SINGAPORE: By tweaking work processes, companies can offer more employment opportunities to people with special needs.
Social and Family Development Minister Chan Chun Sing said this can open up doors for them to participate fully in the community.
He was speaking to the media at the opening of Starbucks' 100th store in Singapore, which has six staff with autism.
Starbucks has been helping to train children from the Autism Resource Centre for the last decade.
And its 100th store in Singapore will further this cause.
The artwork on its walls and the special edition tumblers it's selling are designed by one of its students.
It has also employed six staff with autism.
To tap on their strengths, the company re-designed the role of a barista so that they can specialise in what they do best.
Denis Phua, president of Autism Resource Centre and an MP for Moulmein-Kallang GRC, said: "It's not difficult to find employers who are willing to accept people with special needs mainly also because it's such a tight labour market now. There're many kinds of employers out there. The challenge is to find an employer who's willing to put in the extra mile, walk the extra mile to physically construct the place, to modify the work systems, to provide ongoing support, not just on a one-time basis, but on an ongoing basis."

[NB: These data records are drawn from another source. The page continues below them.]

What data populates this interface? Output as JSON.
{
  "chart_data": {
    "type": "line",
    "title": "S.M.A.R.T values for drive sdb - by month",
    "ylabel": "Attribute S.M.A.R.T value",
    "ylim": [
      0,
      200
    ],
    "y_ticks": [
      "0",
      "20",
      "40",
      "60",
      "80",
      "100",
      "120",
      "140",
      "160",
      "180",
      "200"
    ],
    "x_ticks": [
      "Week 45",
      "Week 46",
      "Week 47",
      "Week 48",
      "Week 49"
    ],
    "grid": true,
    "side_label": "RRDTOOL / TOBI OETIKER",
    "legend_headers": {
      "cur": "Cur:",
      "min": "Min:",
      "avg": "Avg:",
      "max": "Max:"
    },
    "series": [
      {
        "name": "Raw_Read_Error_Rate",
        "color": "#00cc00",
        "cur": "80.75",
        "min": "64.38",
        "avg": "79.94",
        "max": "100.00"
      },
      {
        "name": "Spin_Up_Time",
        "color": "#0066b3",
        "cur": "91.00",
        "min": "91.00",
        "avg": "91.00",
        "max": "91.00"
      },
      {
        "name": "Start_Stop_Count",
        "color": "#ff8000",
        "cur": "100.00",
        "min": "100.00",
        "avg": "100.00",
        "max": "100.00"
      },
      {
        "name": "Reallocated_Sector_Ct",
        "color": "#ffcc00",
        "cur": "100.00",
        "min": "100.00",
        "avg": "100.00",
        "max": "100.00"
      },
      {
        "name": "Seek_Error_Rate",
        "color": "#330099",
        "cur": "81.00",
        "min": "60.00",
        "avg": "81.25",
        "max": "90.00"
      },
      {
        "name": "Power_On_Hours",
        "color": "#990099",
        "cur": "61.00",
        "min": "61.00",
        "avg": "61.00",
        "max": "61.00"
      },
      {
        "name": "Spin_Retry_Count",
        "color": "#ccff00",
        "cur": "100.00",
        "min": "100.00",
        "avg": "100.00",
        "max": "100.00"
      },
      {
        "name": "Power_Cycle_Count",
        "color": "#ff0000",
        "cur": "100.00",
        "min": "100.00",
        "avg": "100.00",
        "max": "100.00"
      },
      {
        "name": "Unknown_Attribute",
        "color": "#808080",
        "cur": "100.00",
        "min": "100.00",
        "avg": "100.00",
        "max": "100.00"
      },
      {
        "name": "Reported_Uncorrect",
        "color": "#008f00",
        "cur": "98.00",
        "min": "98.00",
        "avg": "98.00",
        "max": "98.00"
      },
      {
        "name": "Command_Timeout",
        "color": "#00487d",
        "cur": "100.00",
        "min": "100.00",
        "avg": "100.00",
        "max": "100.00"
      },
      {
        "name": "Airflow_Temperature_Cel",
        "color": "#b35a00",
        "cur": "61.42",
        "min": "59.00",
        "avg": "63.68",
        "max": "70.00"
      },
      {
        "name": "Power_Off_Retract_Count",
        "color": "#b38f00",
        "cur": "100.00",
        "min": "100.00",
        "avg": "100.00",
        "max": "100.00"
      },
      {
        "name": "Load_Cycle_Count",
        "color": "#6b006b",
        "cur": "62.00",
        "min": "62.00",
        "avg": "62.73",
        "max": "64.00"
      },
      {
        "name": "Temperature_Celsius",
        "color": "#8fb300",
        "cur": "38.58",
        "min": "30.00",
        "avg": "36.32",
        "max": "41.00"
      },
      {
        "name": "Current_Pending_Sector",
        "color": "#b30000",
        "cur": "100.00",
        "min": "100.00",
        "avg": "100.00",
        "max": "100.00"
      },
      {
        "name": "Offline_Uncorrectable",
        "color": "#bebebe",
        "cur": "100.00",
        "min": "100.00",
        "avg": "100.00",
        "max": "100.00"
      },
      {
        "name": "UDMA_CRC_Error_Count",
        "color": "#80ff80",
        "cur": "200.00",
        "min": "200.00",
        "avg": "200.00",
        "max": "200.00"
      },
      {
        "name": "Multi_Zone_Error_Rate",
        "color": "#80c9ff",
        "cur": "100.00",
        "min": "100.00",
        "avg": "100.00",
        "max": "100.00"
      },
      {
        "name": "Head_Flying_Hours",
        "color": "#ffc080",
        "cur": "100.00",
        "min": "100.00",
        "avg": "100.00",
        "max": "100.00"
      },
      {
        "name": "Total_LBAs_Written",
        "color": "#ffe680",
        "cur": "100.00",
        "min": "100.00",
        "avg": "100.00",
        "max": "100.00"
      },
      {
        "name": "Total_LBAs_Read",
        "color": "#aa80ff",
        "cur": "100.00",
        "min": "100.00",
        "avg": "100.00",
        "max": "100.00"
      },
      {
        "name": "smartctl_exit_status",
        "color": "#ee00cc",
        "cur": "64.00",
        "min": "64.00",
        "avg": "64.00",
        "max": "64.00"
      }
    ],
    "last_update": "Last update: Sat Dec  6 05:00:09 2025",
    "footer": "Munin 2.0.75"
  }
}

Mr Chan said: "Actually, many corporations can come on board by just doing a bit of redesigning of their work processes and then that will open up many doors for the people with special needs to participate fully in the community.
"This is the kind of spirit that we hope to see - that people come on to this venture not just because they seem to pity the people with special needs but they actually see the people with special needs as partners worthy in their own right to be able to contribute meaningfully to their company and the job that they provide for."
Mr Chan said he hopes more companies can come onboard to offer job opportunities to people with special needs.